(Dataset entries)
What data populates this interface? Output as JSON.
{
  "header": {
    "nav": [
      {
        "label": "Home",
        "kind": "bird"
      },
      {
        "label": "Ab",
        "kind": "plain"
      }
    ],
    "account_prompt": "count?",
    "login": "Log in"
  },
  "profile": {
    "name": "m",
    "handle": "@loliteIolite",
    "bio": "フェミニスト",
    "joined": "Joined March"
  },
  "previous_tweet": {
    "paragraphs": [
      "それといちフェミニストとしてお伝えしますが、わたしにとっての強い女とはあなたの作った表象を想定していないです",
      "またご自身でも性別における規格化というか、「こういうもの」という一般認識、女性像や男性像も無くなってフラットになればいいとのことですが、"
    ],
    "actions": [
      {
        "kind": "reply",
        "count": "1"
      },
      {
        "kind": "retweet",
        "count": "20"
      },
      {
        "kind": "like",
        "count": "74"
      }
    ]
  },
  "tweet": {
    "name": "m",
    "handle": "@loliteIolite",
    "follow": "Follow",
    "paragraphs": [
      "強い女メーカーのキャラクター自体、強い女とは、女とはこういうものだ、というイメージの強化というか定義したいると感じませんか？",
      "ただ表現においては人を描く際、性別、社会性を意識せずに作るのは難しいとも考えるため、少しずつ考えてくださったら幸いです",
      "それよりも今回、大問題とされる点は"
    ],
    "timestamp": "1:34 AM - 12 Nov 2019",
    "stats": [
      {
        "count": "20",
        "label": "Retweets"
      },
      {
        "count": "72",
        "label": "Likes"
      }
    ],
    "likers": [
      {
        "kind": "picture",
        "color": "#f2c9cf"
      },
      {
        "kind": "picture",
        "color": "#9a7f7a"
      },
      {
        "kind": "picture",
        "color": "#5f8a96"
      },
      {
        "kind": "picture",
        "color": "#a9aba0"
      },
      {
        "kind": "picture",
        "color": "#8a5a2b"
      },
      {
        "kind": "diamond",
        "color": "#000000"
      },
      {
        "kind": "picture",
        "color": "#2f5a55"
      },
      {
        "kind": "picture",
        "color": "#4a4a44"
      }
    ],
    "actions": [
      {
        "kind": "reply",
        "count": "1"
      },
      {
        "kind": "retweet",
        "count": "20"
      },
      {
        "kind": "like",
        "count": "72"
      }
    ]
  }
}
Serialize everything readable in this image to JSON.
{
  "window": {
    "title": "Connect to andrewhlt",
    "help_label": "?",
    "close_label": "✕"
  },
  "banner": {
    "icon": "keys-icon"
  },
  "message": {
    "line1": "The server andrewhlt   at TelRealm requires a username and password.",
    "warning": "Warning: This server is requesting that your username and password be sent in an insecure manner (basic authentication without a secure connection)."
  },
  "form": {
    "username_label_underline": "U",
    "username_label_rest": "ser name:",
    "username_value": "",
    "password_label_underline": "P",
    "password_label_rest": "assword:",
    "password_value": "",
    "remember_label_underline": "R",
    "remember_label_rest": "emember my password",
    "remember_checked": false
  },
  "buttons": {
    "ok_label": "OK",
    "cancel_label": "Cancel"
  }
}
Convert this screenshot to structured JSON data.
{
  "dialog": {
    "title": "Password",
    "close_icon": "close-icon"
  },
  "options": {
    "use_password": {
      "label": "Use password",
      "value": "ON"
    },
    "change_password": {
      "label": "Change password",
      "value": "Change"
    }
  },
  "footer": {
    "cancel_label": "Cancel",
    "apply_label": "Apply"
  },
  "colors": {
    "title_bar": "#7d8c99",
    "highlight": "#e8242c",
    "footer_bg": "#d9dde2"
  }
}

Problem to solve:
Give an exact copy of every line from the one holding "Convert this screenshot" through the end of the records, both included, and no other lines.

Answer for the task:
Convert this screenshot to structured JSON data.
{
  "dialog": {
    "title": "Password",
    "close_icon": "close-icon"
  },
  "options": {
    "use_password": {
      "label": "Use password",
      "value": "ON"
    },
    "change_password": {
      "label": "Change password",
      "value": "Change"
    }
  },
  "footer": {
    "cancel_label": "Cancel",
    "apply_label": "Apply"
  },
  "colors": {
    "title_bar": "#7d8c99",
    "highlight": "#e8242c",
    "footer_bg": "#d9dde2"
  }
}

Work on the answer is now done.